QUB report warns over risks to Good Friday deal
Brexit poses deep risks to the terms of the Good Friday Agreement, an academic report has concluded.
Experts from Queen's University Belfast presented the findings of their study in Brussels yesterday.
The report focused on the cross-border elements of the agreement and its intent to foster enhanced co-operation between the UK and Ireland.
It said much of that was predicated on both countries being members of the EU.
The study was commissioned by the European Parliament's Policy Department for Citizens' Rights and Constitutional Affairs.
Report co-author Professor David Phinnemore said "flexibility and compromise" was needed on all sides of the Brexit debate to mitigate the risks to the historic 1998 accord.
He added: "This substantial report identifies the challenges that Brexit poses for the Good Friday Agreement and hence why the Northern Ireland-Ireland dimension to Brexit has gained such prominence in phase one of the UK's withdrawal negotiations.
"The effects of the UK's withdrawal from the EU extend to so much more than customs and trade arrangements."
The academic warned Brexit potentially meant wide-ranging divergence between the UK and Ireland in law, trade, security, rights, policies and politics - and this put the agreement at risk of "deep fissures".
Co-author Dr Kate Hayward said: "Any 'hardening' of the Irish border is not just a practical impediment to co-operation and economic growth but also an obstruction to the effective implementation of the agreement."
She warned the danger posed by Brexit to the Agreement arose partly from the way the debate about it was being handled.

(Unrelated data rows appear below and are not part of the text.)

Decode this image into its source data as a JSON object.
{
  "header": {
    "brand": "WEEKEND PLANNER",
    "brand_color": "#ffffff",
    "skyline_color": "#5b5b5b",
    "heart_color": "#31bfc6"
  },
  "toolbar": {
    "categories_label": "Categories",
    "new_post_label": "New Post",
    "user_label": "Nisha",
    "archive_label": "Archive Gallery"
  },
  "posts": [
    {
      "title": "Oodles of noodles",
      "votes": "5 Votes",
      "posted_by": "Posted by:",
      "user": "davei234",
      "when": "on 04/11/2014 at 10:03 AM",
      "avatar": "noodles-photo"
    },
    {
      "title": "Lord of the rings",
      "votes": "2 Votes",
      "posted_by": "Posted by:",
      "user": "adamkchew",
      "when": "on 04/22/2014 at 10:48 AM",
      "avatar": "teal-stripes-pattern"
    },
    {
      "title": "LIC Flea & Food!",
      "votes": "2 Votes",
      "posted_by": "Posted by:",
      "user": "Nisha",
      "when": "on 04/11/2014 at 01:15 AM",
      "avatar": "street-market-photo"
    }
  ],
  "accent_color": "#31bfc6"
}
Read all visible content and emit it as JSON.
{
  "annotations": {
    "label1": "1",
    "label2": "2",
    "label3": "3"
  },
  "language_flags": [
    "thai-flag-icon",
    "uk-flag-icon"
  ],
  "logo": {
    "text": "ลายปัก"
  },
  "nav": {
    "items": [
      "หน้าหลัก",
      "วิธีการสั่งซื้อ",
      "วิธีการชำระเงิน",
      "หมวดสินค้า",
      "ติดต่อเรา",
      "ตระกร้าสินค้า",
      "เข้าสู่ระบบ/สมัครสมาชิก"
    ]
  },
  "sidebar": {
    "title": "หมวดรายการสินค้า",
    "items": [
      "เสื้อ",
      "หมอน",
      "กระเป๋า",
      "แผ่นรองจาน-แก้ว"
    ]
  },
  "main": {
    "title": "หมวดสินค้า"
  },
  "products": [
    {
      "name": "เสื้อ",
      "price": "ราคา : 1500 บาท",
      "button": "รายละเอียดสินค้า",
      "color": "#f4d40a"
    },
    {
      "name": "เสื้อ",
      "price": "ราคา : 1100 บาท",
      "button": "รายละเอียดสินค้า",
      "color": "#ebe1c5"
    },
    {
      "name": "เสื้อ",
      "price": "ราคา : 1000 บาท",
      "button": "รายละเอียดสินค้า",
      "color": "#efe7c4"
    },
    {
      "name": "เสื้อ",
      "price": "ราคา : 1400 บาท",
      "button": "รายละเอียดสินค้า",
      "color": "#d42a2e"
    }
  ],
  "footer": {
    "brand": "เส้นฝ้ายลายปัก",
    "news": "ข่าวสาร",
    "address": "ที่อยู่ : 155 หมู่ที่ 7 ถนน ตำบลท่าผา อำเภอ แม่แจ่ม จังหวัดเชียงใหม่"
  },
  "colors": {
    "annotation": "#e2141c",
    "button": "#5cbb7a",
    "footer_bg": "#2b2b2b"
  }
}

Dr Hayward added: "The constitutional status of Northern Ireland is not in dispute here, but its economic welfare and security is most certainly in jeopardy if politicians continue to frame the discussion as an either/or choice between Ireland and the UK."